I'm coming to the conclusion that the missing element in music education is composition. I have been predisposed toward composing as long as I have been a musician, but I think it has enormous benefits for everyone who makes music. I have an adult student that I have been working with for a few years and in the last couple of years we have worked through a college text on counterpoint and are currently nearly finished the bible of harmony, Aldwell and Schachter. Along the way, I have encouraged my student to do some composition. One assignment was to parody a Mozart minuet; another was to write a song in the style of John Lennon c. 1965. As his musical understanding grew, he started to come up with his own ideas. Here is a rough sketch for a piece for guitar solo he is working on:
|Click to enlarge|
You don't have to spend years studying counterpoint and harmony either (though I would recommend it). You can start right where you are. You can write a piece with one chord and a few lyrics. After all, that is the foundation of the Lennon song "Tomorrow Never Knows". You can write a song with three chords. You can write an instrumental piece with nothing but a rhythm and clapping.

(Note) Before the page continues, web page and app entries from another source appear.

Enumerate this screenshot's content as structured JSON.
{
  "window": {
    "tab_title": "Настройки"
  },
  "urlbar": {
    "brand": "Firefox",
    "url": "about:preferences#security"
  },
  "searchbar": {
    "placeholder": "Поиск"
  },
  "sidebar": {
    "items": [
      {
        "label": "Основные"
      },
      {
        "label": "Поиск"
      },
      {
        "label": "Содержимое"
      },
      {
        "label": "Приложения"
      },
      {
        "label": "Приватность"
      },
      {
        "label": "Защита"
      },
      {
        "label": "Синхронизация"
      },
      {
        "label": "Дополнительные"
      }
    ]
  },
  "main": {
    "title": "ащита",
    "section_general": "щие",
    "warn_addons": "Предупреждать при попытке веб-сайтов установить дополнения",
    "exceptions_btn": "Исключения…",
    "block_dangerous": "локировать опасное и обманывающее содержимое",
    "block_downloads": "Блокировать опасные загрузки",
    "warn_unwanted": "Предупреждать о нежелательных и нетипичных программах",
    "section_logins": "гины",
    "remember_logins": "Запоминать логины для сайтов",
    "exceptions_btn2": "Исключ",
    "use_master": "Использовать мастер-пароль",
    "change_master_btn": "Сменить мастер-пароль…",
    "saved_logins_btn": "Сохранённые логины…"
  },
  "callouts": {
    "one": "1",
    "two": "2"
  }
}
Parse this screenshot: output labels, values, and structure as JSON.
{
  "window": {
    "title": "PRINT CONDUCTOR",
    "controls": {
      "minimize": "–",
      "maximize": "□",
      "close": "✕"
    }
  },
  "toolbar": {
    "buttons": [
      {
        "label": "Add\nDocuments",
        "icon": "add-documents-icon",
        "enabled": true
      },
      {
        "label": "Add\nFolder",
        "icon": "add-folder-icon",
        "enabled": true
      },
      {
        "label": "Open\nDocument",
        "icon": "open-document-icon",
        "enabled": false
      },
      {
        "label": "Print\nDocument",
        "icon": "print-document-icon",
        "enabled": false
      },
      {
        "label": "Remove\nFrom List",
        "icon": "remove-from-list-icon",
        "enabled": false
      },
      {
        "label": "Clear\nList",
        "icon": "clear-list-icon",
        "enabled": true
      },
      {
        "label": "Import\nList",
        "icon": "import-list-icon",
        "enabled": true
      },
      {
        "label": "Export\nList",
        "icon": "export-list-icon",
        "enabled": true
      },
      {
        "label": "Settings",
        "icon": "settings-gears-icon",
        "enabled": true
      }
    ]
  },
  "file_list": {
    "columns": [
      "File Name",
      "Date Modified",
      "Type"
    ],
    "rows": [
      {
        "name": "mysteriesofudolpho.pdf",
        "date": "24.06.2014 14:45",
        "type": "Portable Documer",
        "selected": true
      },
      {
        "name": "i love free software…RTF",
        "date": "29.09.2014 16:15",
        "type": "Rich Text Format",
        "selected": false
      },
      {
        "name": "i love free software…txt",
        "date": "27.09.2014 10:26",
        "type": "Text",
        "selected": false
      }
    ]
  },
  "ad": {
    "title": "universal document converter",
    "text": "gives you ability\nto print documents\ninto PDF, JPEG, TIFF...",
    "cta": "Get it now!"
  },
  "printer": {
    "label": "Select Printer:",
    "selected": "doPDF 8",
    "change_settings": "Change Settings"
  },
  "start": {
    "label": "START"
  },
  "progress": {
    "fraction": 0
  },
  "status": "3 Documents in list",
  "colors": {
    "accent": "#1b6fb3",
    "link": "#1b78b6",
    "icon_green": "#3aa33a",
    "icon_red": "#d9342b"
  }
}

Composition doesn't have to be complex! And after you create your first piece and ask yourself, "now how can I do my next one better?" --that is when it gets interesting...